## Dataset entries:
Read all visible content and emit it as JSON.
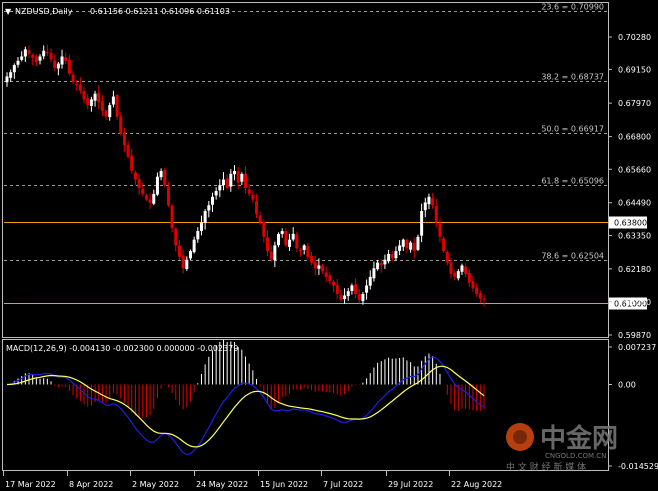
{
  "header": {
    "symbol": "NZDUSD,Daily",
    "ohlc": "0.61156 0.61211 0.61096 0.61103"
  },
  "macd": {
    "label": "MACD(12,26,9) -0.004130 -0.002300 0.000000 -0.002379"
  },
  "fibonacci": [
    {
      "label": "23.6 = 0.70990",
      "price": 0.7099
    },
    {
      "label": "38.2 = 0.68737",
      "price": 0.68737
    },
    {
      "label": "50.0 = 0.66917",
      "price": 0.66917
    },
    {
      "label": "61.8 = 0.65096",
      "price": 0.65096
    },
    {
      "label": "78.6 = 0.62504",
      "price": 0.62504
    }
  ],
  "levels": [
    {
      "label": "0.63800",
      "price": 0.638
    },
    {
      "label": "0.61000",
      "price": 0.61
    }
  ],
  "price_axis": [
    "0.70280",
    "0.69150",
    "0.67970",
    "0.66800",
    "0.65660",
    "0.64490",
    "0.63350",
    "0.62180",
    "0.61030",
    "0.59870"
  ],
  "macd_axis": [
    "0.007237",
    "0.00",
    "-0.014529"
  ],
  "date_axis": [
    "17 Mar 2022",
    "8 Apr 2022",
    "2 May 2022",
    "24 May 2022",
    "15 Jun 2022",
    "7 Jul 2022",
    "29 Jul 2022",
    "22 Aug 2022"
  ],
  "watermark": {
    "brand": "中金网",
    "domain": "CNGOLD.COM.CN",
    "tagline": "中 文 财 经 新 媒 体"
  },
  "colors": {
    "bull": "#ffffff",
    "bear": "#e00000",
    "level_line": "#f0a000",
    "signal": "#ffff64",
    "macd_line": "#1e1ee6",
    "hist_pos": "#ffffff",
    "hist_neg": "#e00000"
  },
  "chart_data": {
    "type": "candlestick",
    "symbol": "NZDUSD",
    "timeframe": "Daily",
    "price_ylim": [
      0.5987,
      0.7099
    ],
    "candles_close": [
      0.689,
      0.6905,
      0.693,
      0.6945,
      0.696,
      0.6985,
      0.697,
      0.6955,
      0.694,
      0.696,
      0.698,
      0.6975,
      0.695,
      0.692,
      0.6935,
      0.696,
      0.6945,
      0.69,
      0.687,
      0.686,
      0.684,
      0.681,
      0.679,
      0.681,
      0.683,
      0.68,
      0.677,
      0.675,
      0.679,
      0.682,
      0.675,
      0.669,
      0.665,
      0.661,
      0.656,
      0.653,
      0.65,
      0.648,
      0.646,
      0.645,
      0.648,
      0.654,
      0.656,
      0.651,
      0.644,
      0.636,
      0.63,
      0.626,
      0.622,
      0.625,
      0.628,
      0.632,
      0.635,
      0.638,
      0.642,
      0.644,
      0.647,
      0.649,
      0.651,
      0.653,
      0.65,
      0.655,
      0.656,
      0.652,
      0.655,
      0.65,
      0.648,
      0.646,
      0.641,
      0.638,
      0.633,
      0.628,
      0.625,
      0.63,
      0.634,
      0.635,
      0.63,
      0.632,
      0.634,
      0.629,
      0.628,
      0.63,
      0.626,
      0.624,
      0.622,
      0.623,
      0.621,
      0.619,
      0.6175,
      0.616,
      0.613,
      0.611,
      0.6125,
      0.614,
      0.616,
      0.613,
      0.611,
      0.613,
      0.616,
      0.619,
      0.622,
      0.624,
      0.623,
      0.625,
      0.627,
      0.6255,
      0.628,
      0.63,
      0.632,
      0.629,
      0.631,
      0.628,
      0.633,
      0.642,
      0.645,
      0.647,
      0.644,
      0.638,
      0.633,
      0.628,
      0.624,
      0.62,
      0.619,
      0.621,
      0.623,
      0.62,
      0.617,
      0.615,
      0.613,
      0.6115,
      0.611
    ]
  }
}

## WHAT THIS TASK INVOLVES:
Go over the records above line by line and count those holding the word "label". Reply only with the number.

## YOUR RESPONSE:
8